There has been a growing trend of so-called ‘mum and dad’ investors using companies as vehicles for owning property.
Under the old legislation, anybody buying property through ‘bodies corporate’ (or as a company) were automatically precluded from being able to use a cooling off period to make sure they are making the right decision.
For larger corporations and companies this does not pose a problem because they typically have teams of advisors to help plan and execute their purchases.
However, for people with less experience in real estate, recent changes to the law are quite important.
More thoughtful legislation better for all
The way I read the rationale for the new provisions is that legislators have wanted to make sure smaller investors get two days to think about their buying decision if they want it.
This is not a free-for-all but rather a very careful retuning of the law.

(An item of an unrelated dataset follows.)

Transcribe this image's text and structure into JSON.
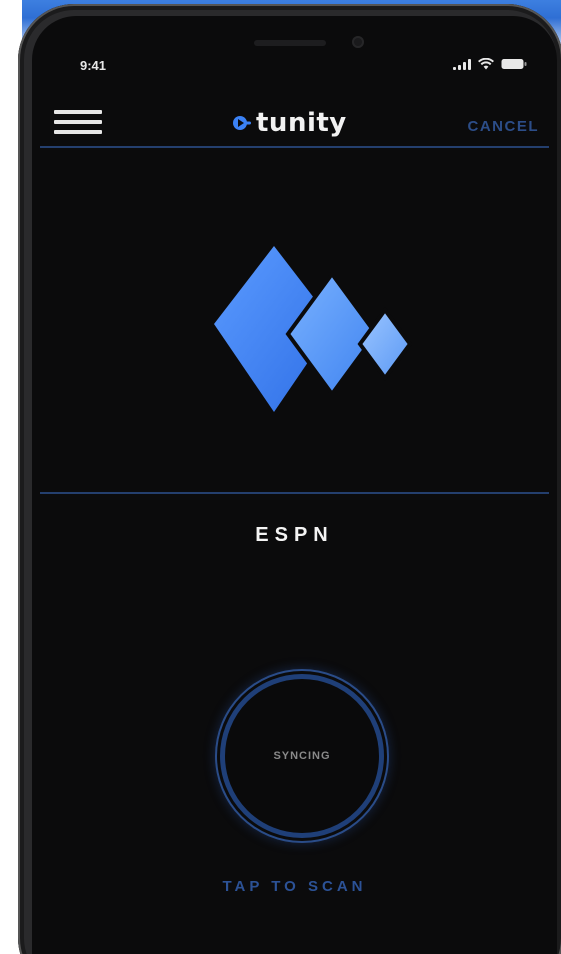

As of January 1 this year, 2014, bodies corporate get access to cooling off provisions if they meet the following criteria:

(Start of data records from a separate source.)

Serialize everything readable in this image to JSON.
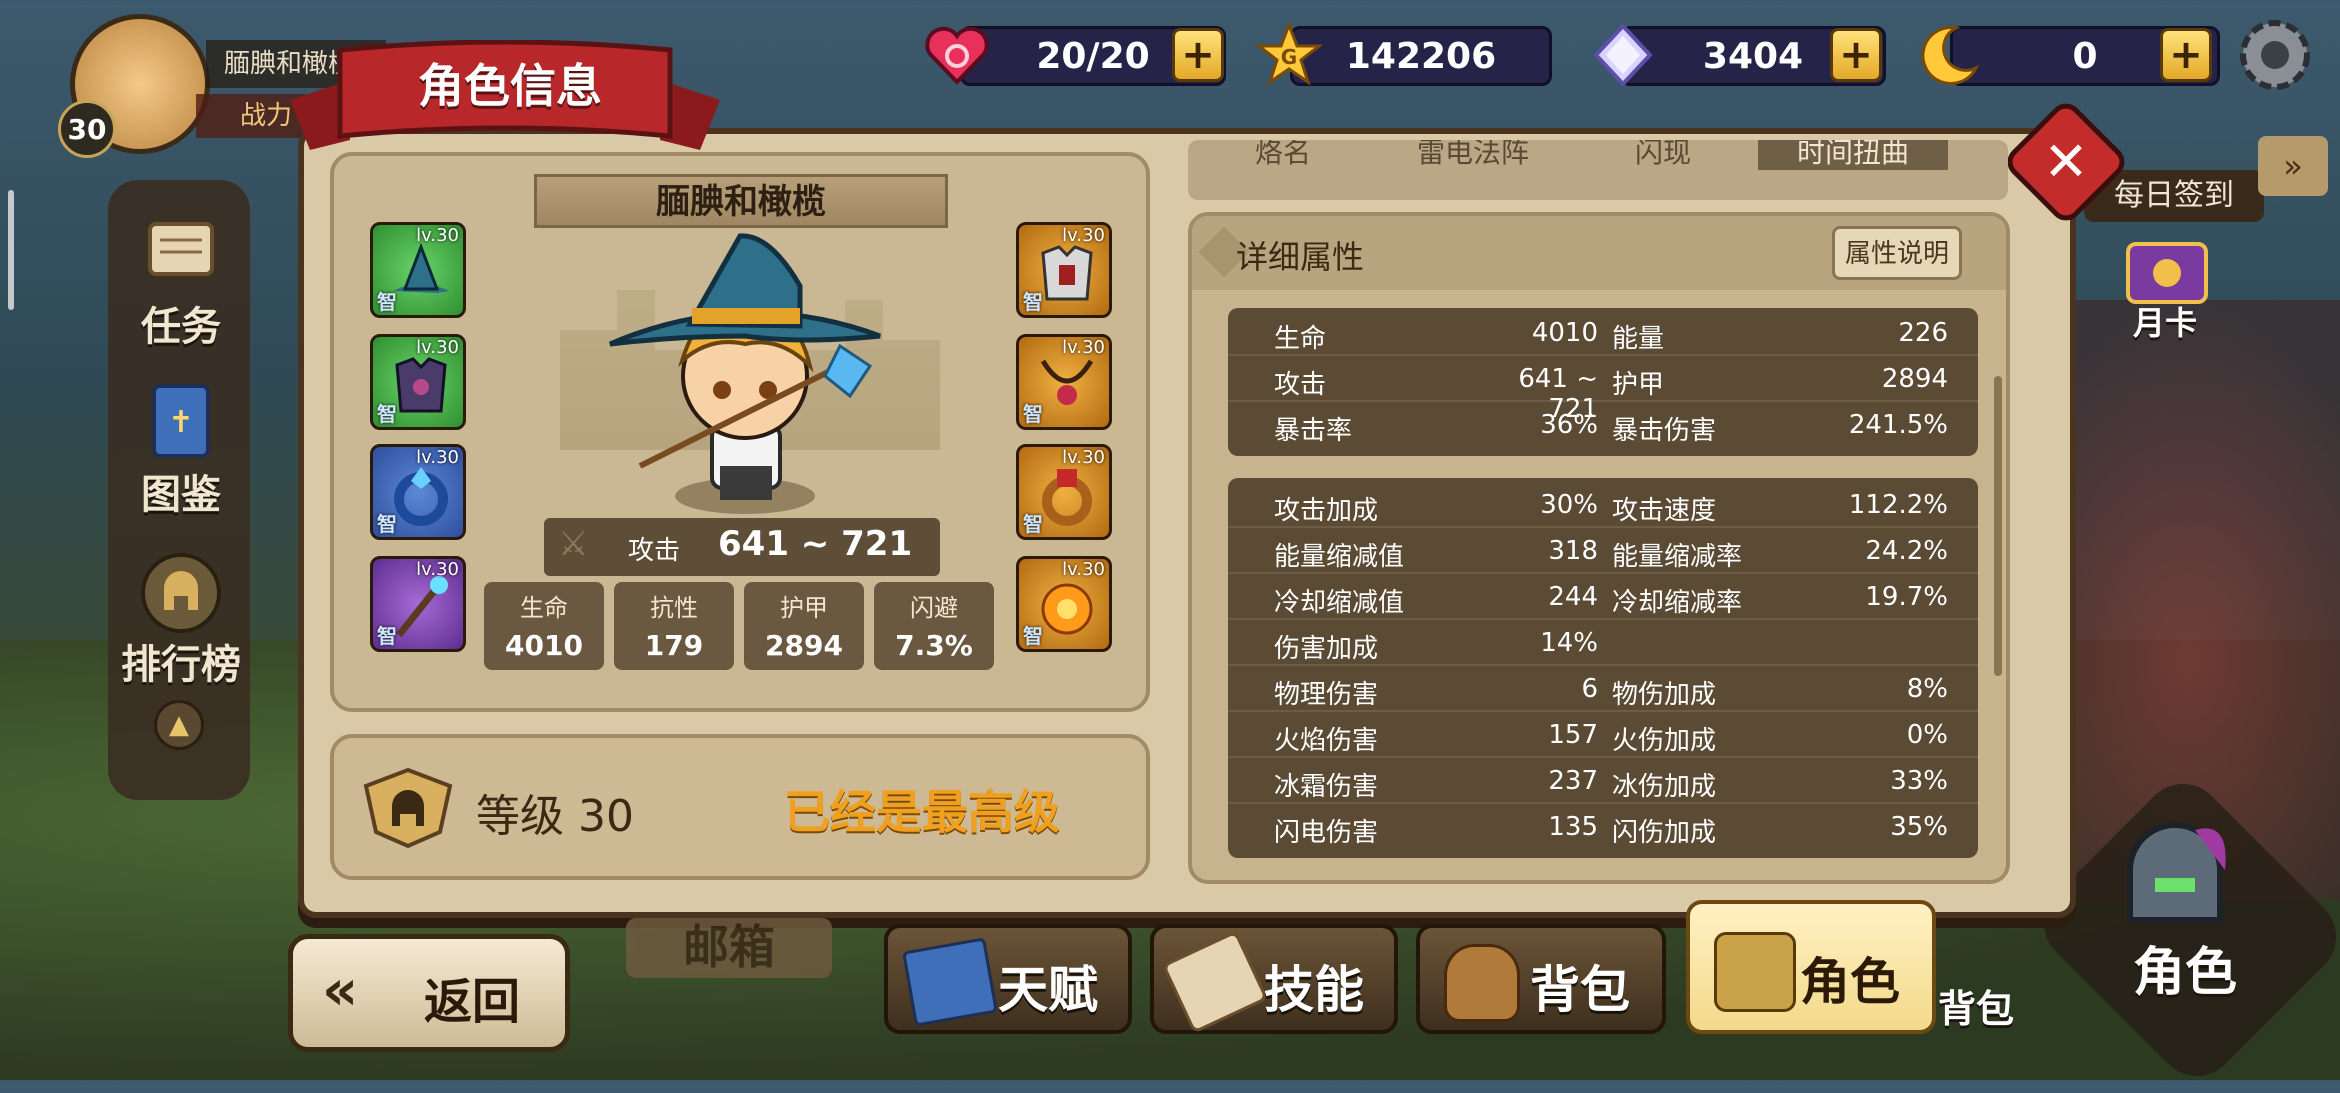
{
  "player": {
    "name": "腼腆和橄榄",
    "level_badge": "30",
    "title_label": "战力"
  },
  "topbar": {
    "hearts": "20/20",
    "gold": "142206",
    "gems": "3404",
    "moons": "0"
  },
  "side_nav": {
    "quests": "任务",
    "codex": "图鉴",
    "ranking": "排行榜"
  },
  "right_side": {
    "daily_signin": "每日签到",
    "month_card": "月卡",
    "role_big": "角色",
    "bag_small": "背包"
  },
  "panel": {
    "title": "角色信息",
    "char_name": "腼腆和橄榄",
    "attack_label": "攻击",
    "attack_value": "641 ~ 721",
    "equip_level": "lv.30",
    "equip_tag": "智",
    "stats": [
      {
        "label": "生命",
        "value": "4010"
      },
      {
        "label": "抗性",
        "value": "179"
      },
      {
        "label": "护甲",
        "value": "2894"
      },
      {
        "label": "闪避",
        "value": "7.3%"
      }
    ],
    "level_label": "等级 30",
    "max_level_text": "已经是最高级"
  },
  "detail": {
    "title": "详细属性",
    "explain_button": "属性说明",
    "top_tabs": [
      "烙名",
      "雷电法阵",
      "闪现",
      "时间扭曲"
    ],
    "group1": [
      {
        "k1": "生命",
        "v1": "4010",
        "k2": "能量",
        "v2": "226"
      },
      {
        "k1": "攻击",
        "v1": "641 ~ 721",
        "k2": "护甲",
        "v2": "2894"
      },
      {
        "k1": "暴击率",
        "v1": "36%",
        "k2": "暴击伤害",
        "v2": "241.5%"
      }
    ],
    "group2": [
      {
        "k1": "攻击加成",
        "v1": "30%",
        "k2": "攻击速度",
        "v2": "112.2%"
      },
      {
        "k1": "能量缩减值",
        "v1": "318",
        "k2": "能量缩减率",
        "v2": "24.2%"
      },
      {
        "k1": "冷却缩减值",
        "v1": "244",
        "k2": "冷却缩减率",
        "v2": "19.7%"
      },
      {
        "k1": "伤害加成",
        "v1": "14%",
        "k2": "",
        "v2": ""
      },
      {
        "k1": "物理伤害",
        "v1": "6",
        "k2": "物伤加成",
        "v2": "8%"
      },
      {
        "k1": "火焰伤害",
        "v1": "157",
        "k2": "火伤加成",
        "v2": "0%"
      },
      {
        "k1": "冰霜伤害",
        "v1": "237",
        "k2": "冰伤加成",
        "v2": "33%"
      },
      {
        "k1": "闪电伤害",
        "v1": "135",
        "k2": "闪伤加成",
        "v2": "35%"
      }
    ]
  },
  "bottom_nav": {
    "back": "返回",
    "mailbox": "邮箱",
    "talent": "天赋",
    "skills": "技能",
    "bag": "背包",
    "role": "角色"
  },
  "colors": {
    "panel_bg": "#d9c9a6",
    "ribbon_red": "#b8282a",
    "max_level_orange": "#f0a020",
    "stat_bg": "#5b4b35"
  }
}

- They are buying residential land
- Such land is restricted to having up to two places of residence, or vacant land legally able to have a residence built on it
- Or they are buying a single community lot or strata unit, again for residential purposes
- The land is no bigger than 2.5 ha
At its heart, this provision is there to protect smaller companies or ‘mums and dads’ who are buying property as an investment option.
A trusted conveyancer is a valuable friend
As always, build your relationship with a professional conveyancer as early as possible on your property buying journey, to make sure Is are dotted and Ts are crossed to keep your investment safe.
This is because the use of the term ‘residential’ has very strict meanings within the residential land within the Land and Business (Sale and Conveyancing) Act 1994, and your conveyancer will be someone who should be well aware of that and able to answer your questions as you survey the market.